How important to career success is “face time” in the office when compared with the same amount and quality of work done at home? Yahoo! and Best Buy recently received a considerable amount of press (traditional and online) regarding this issue. In both cases, the companies made changes to increase face time in an effort to improve communication and collaboration, as well as profits.
First to take the stage was Yahoo!. In late February, new CEO Marissa Mayer announced that Yahoo! employees may no longer work from home. This is the same Marissa Mayer who was hired last year while pregnant, came back to work after a two-week maternity leave and has a nursery next to her office (paid for with her own funds). The rationale for the new policy according to Yahoo HR:
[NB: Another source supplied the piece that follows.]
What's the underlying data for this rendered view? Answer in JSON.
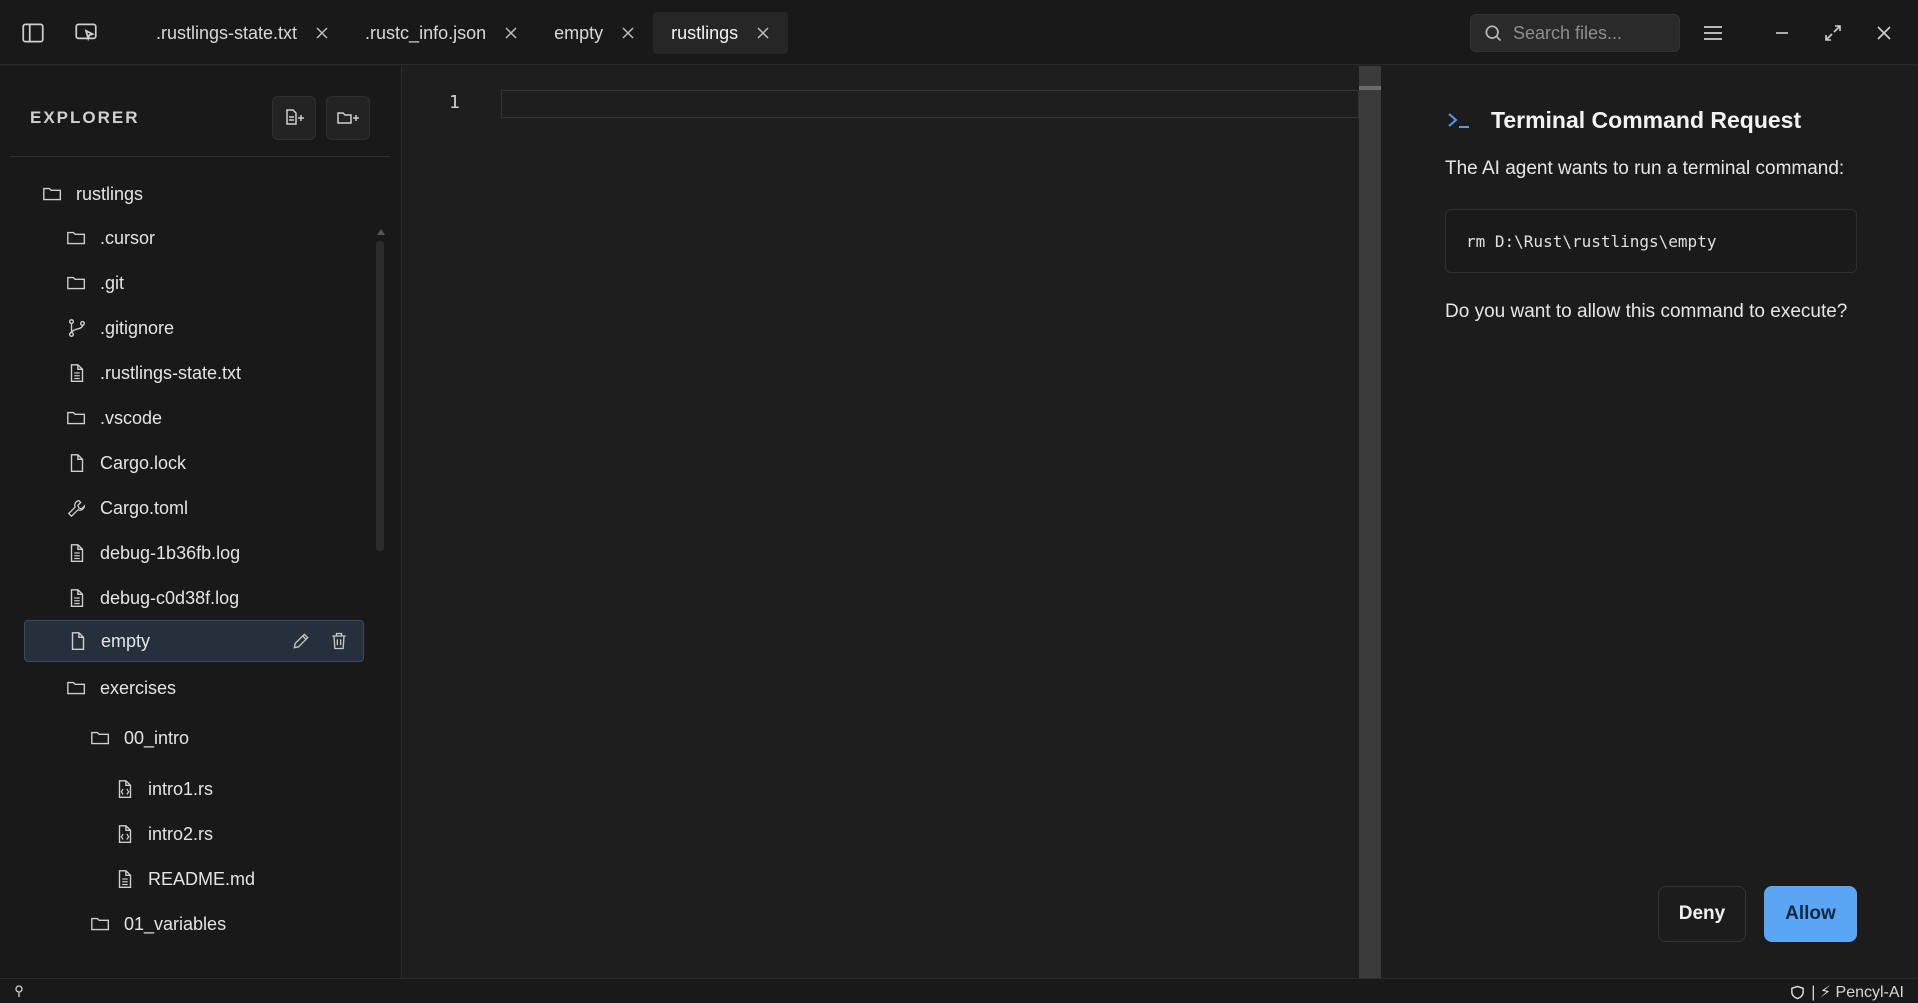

To become the absolute best place to work, communication and collaboration will be important, so we need to be working side-by-side. That is why it is critical that we are all present in our offices. Some of the best decisions and insights come from hallway and cafeteria discussions, meeting new people, and impromptu team meetings. Speed and quality are often sacrificed when we work from home. We need to be one Yahoo!, and that starts with physically being together.
Best Buy was next. Early this month, the company proclaimed that its innovative flexible work program known as ROWE (Results-Only Work Environment) was no more. Through this program, corporate employees could work flexible hours outside of the office. It was based on the premise that level of productivity was more important than number of hours worked, and location. According to Best Buy:
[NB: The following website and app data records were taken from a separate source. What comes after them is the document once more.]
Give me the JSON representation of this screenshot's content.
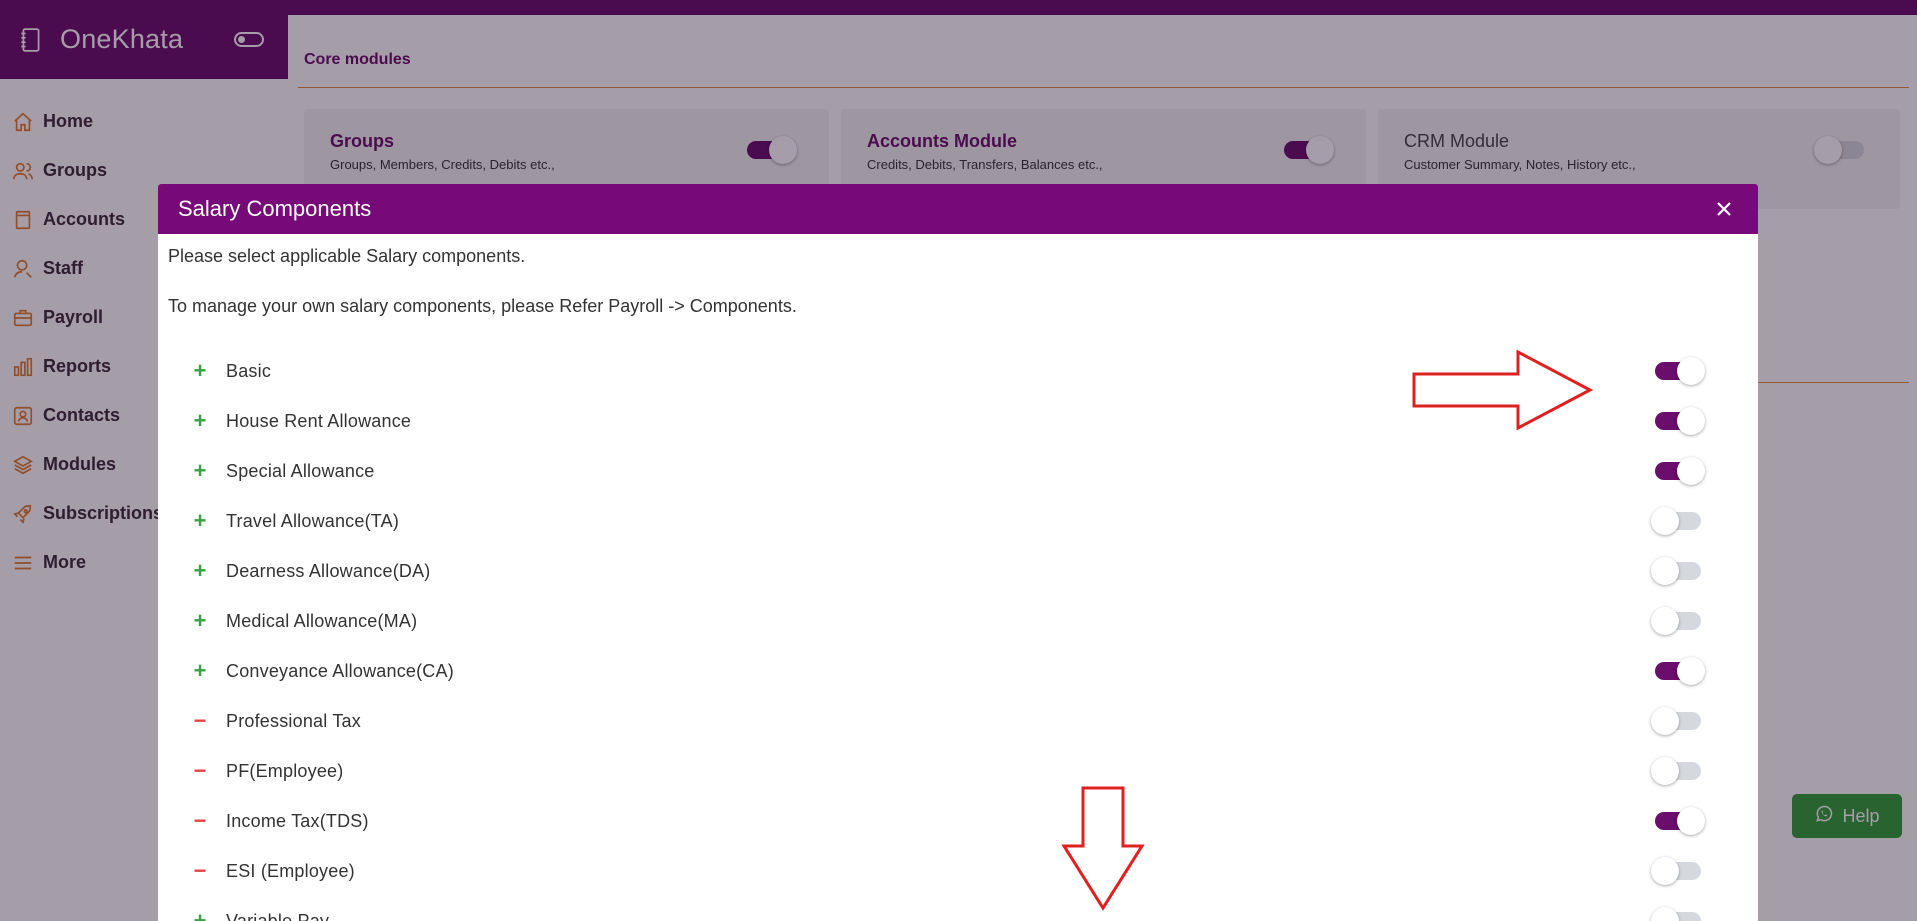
{
  "app": {
    "brand": "OneKhata"
  },
  "sidebar": {
    "items": [
      {
        "label": "Home",
        "icon": "home-icon"
      },
      {
        "label": "Groups",
        "icon": "users-icon"
      },
      {
        "label": "Accounts",
        "icon": "book-icon"
      },
      {
        "label": "Staff",
        "icon": "user-icon"
      },
      {
        "label": "Payroll",
        "icon": "briefcase-icon"
      },
      {
        "label": "Reports",
        "icon": "bar-chart-icon"
      },
      {
        "label": "Contacts",
        "icon": "contact-card-icon"
      },
      {
        "label": "Modules",
        "icon": "layers-icon"
      },
      {
        "label": "Subscriptions",
        "icon": "rocket-icon"
      },
      {
        "label": "More",
        "icon": "menu-icon"
      }
    ]
  },
  "core_modules": {
    "title": "Core modules",
    "cards": [
      {
        "title": "Groups",
        "subtitle": "Groups, Members, Credits, Debits etc.,",
        "enabled": true
      },
      {
        "title": "Accounts Module",
        "subtitle": "Credits, Debits, Transfers, Balances etc.,",
        "enabled": true
      },
      {
        "title": "CRM Module",
        "subtitle": "Customer Summary, Notes, History etc.,",
        "enabled": false
      }
    ]
  },
  "help": {
    "label": "Help"
  },
  "modal": {
    "title": "Salary Components",
    "intro": "Please select applicable Salary components.",
    "intro2": "To manage your own salary components, please Refer Payroll -> Components.",
    "components": [
      {
        "label": "Basic",
        "sign": "+",
        "enabled": true
      },
      {
        "label": "House Rent Allowance",
        "sign": "+",
        "enabled": true
      },
      {
        "label": "Special Allowance",
        "sign": "+",
        "enabled": true
      },
      {
        "label": "Travel Allowance(TA)",
        "sign": "+",
        "enabled": false
      },
      {
        "label": "Dearness Allowance(DA)",
        "sign": "+",
        "enabled": false
      },
      {
        "label": "Medical Allowance(MA)",
        "sign": "+",
        "enabled": false
      },
      {
        "label": "Conveyance Allowance(CA)",
        "sign": "+",
        "enabled": true
      },
      {
        "label": "Professional Tax",
        "sign": "−",
        "enabled": false
      },
      {
        "label": "PF(Employee)",
        "sign": "−",
        "enabled": false
      },
      {
        "label": "Income Tax(TDS)",
        "sign": "−",
        "enabled": true
      },
      {
        "label": "ESI (Employee)",
        "sign": "−",
        "enabled": false
      },
      {
        "label": "Variable Pay",
        "sign": "+",
        "enabled": false
      }
    ]
  },
  "colors": {
    "brand": "#6a0d6d",
    "accent": "#e78a3c",
    "positive": "#3aa341",
    "negative": "#e04545",
    "annotation": "#e02020"
  }
}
In the context of a business transformation, it makes sense to consider not just what the results are but how the work gets done. It's 'all hands on deck' at Best Buy, and that means having employees in the office as much as possible to collaborate and connect on ways to improve our business.
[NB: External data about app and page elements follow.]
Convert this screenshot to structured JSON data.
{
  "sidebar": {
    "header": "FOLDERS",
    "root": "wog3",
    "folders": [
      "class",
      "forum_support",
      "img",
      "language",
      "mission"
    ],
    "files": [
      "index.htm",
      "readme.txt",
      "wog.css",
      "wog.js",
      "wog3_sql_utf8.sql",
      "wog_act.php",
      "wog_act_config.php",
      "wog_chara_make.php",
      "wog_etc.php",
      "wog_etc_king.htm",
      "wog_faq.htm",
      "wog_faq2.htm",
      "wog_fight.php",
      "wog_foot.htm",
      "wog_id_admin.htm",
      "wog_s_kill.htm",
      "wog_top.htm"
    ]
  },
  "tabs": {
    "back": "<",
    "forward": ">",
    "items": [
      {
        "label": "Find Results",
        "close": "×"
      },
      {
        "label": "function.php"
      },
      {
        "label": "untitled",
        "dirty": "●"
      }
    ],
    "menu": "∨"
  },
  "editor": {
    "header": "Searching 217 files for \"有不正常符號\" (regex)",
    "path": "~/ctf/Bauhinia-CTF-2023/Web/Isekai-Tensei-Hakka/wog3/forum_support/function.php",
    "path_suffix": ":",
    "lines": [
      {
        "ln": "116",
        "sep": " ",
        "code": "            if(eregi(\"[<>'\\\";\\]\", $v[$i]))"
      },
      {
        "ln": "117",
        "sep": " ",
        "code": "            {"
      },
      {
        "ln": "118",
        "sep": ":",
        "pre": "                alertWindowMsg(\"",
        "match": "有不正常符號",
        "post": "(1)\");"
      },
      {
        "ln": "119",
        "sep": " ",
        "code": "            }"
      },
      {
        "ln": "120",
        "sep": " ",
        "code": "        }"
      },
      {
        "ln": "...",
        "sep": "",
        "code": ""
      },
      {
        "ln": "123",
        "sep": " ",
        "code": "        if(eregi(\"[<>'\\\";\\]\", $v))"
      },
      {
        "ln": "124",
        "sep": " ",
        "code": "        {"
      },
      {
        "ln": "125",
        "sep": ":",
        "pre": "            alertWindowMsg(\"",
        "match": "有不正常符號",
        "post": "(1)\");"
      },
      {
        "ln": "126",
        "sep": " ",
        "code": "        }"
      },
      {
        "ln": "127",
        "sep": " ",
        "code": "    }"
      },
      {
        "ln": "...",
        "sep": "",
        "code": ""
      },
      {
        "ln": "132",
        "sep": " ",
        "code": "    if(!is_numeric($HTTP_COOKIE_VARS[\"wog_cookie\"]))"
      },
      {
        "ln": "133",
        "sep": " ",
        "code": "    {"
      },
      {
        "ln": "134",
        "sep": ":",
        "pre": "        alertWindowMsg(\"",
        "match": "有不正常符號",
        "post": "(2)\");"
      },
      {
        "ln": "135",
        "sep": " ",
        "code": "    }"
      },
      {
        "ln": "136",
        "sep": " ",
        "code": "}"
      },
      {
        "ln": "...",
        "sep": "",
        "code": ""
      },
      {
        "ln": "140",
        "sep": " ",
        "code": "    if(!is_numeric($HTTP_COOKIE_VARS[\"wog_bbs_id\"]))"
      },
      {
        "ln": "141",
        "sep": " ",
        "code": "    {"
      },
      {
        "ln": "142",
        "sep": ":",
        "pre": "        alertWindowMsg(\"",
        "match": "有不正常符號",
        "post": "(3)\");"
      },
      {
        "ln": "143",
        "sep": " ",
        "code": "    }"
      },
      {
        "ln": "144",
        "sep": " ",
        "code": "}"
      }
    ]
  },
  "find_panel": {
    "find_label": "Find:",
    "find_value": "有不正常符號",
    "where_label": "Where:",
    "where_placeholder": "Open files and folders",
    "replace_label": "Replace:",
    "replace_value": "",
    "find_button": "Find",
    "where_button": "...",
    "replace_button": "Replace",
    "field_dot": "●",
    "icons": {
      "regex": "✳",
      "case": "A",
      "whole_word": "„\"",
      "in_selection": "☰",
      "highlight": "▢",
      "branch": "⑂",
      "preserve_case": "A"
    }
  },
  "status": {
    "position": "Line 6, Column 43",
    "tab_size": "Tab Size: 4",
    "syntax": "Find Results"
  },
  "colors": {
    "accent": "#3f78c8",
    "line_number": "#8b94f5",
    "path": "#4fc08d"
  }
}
These company leaders clearly believe that collaboration is a critical driver of maximum productivity and results. Is the same true for law firm leaders? Probably not. In a company, measuring employee productivity can be difficult. In a law firm, it is easy to measure billable hours. Measuring productivity by revenue billed and collected is a darn good metric when profits are the desired result.
Many law firm leaders probably don’t care whether the billing is done at the office during regular office hours or done elsewhere. They don’t care much about collaboration, as long as the hours are billed and collected.
From an analytic perspective (favored by most lawyers), the debate over the wisdom of the new policies at Yahoo! and Best Buy is probably irrelevant to lots of law firms. However, there is still a lesson to be learned. These developments should be a wake-up call for lawyers to reassess the value of face time in the office.
These two prominent corporations, and probably many more, perceive that collaborative face time is very important. That same is likely to be true of some law firm leaders. A lawyer who exceeds a firm’s billable-hour targets while working outside the office may be perceived as less of a team player than a colleague who bills the same number of hours while in the office. On the face of it, that doesn’t make much sense. But in fact perception is extremely important.
Also crucial but often underestimated are the “soft” benefits of collaborative face time. The legal profession is relationship-based. This is the rule for clients andco-workers. Successful attorneys have clients and colleagues who like them and trust them. It takes sufficient face time to create that relationship with colleagues.
Plus, associates who hope to make partner need at least one good mentor.Face time is required to create and nurture this important relationship. Finally, there’s office “intelligence.” In order to know who’s “up” and who’s “down” -- and why – a lawyer needs to spend face time with colleagues.
Don’t get me wrong. I am a strong believer in work/life balance and well aware that flexible hours and working from home can be very important for many who strive for better balance. But make this choice with your eyes wide open. Carefully calculate the benefits of “showing up” at times, rather than working remotely.